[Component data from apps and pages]

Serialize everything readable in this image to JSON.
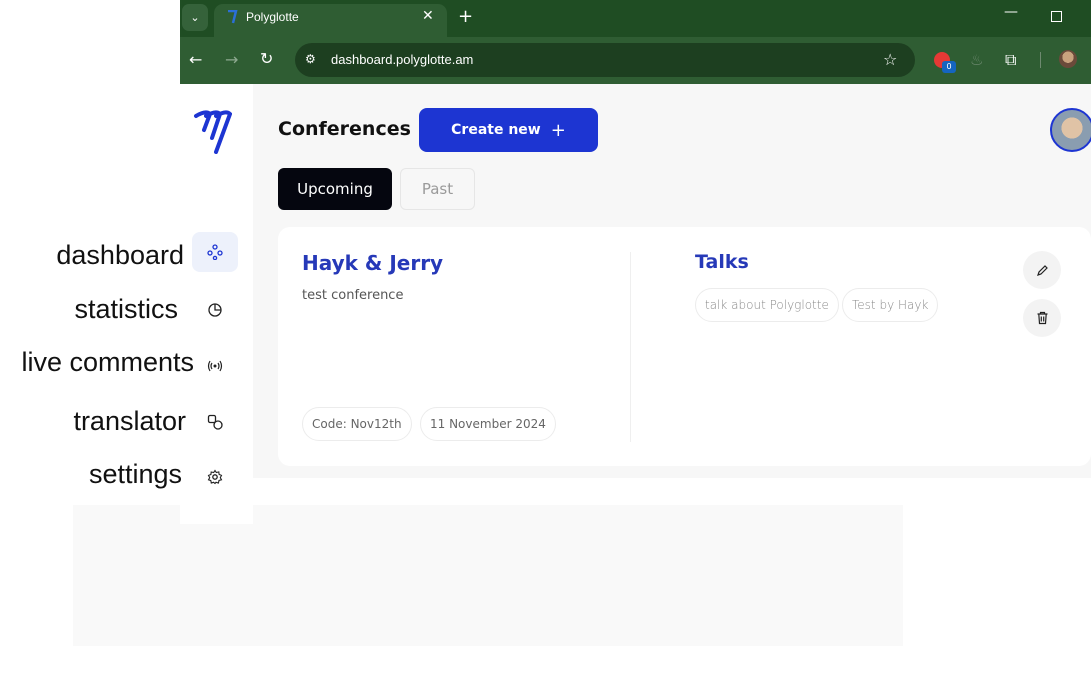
{
  "browser": {
    "tab_title": "Polyglotte",
    "url": "dashboard.polyglotte.am",
    "extension_badge": "0"
  },
  "sidebar": {
    "items": [
      {
        "label": "dashboard",
        "icon": "dashboard-icon",
        "active": true
      },
      {
        "label": "statistics",
        "icon": "pie-chart-icon",
        "active": false
      },
      {
        "label": "live comments",
        "icon": "broadcast-icon",
        "active": false
      },
      {
        "label": "translator",
        "icon": "translate-icon",
        "active": false
      },
      {
        "label": "settings",
        "icon": "gear-icon",
        "active": false
      }
    ]
  },
  "header": {
    "title": "Conferences",
    "create_label": "Create new",
    "create_icon": "+"
  },
  "tabs": {
    "upcoming": "Upcoming",
    "past": "Past"
  },
  "conference": {
    "title": "Hayk & Jerry",
    "description": "test conference",
    "code": "Code: Nov12th",
    "date": "11 November 2024",
    "talks_title": "Talks",
    "talks": [
      "talk about Polyglotte",
      "Test by Hayk"
    ]
  },
  "colors": {
    "accent": "#1d35d2",
    "title_blue": "#2639b8",
    "browser_green": "#2f5d33"
  }
}
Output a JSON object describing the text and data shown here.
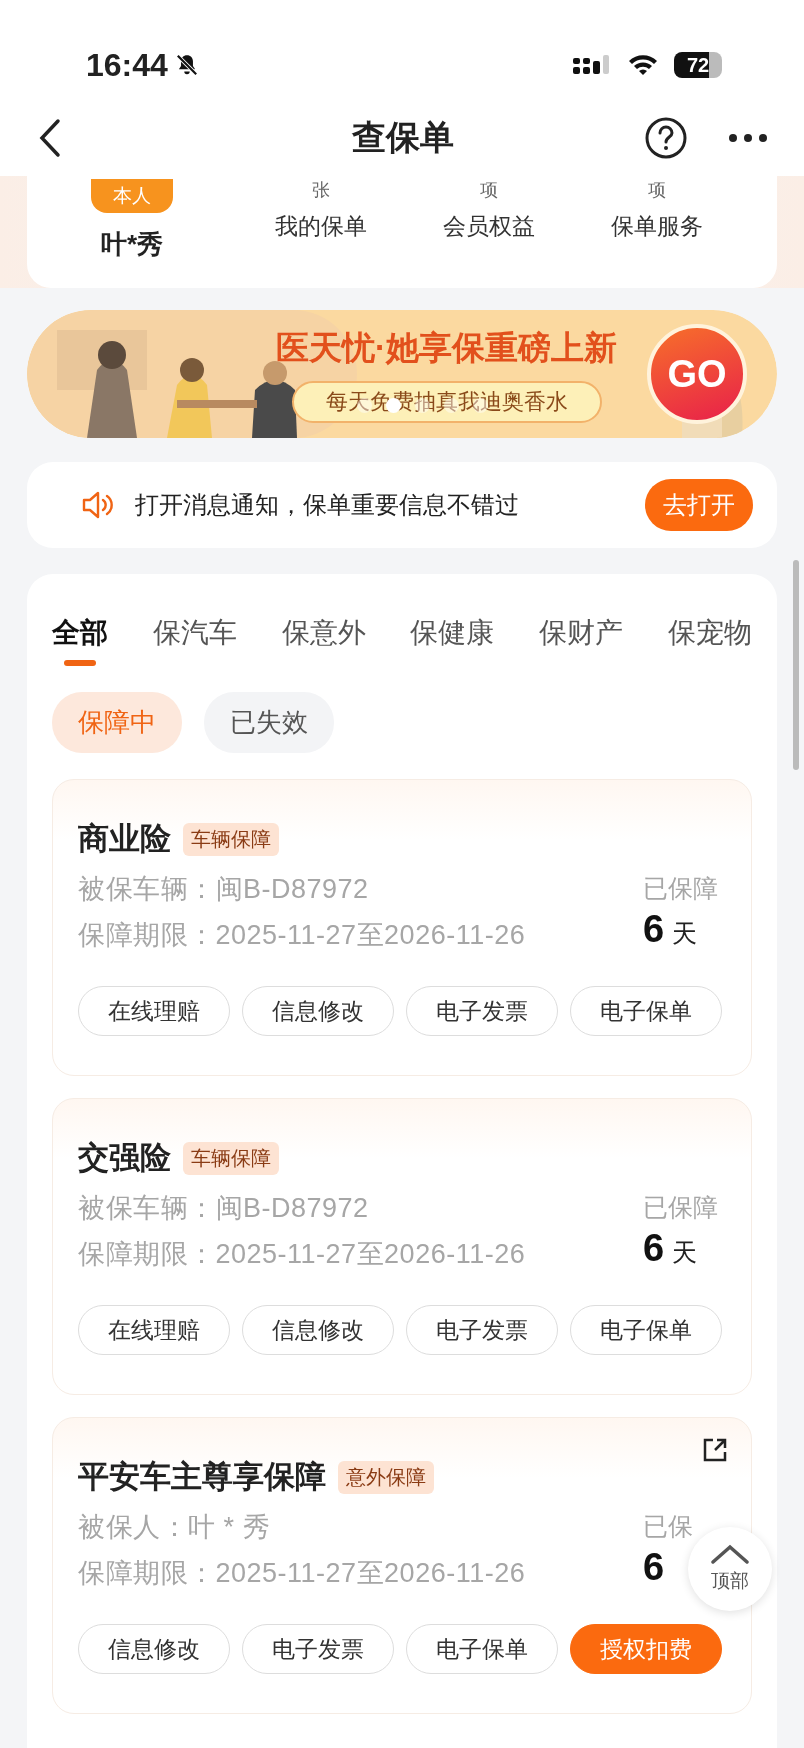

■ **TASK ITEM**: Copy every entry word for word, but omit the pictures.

■ **YOUR RESPONSE**:
Serialize everything readable in this image to JSON.
{
  "browser": {
    "tab_title": "Polyglotte",
    "url": "dashboard.polyglotte.am",
    "extension_badge": "0"
  },
  "sidebar": {
    "items": [
      {
        "label": "dashboard",
        "icon": "dashboard-icon",
        "active": true
      },
      {
        "label": "statistics",
        "icon": "pie-chart-icon",
        "active": false
      },
      {
        "label": "live comments",
        "icon": "broadcast-icon",
        "active": false
      },
      {
        "label": "translator",
        "icon": "translate-icon",
        "active": false
      },
      {
        "label": "settings",
        "icon": "gear-icon",
        "active": false
      }
    ]
  },
  "header": {
    "title": "Conferences",
    "create_label": "Create new",
    "create_icon": "+"
  },
  "tabs": {
    "upcoming": "Upcoming",
    "past": "Past"
  },
  "conference": {
    "title": "Hayk & Jerry",
    "description": "test conference",
    "code": "Code: Nov12th",
    "date": "11 November 2024",
    "talks_title": "Talks",
    "talks": [
      "talk about Polyglotte",
      "Test by Hayk"
    ]
  },
  "colors": {
    "accent": "#1d35d2",
    "title_blue": "#2639b8",
    "browser_green": "#2f5d33"
  }
}
Output a JSON object describing the text and data shown here.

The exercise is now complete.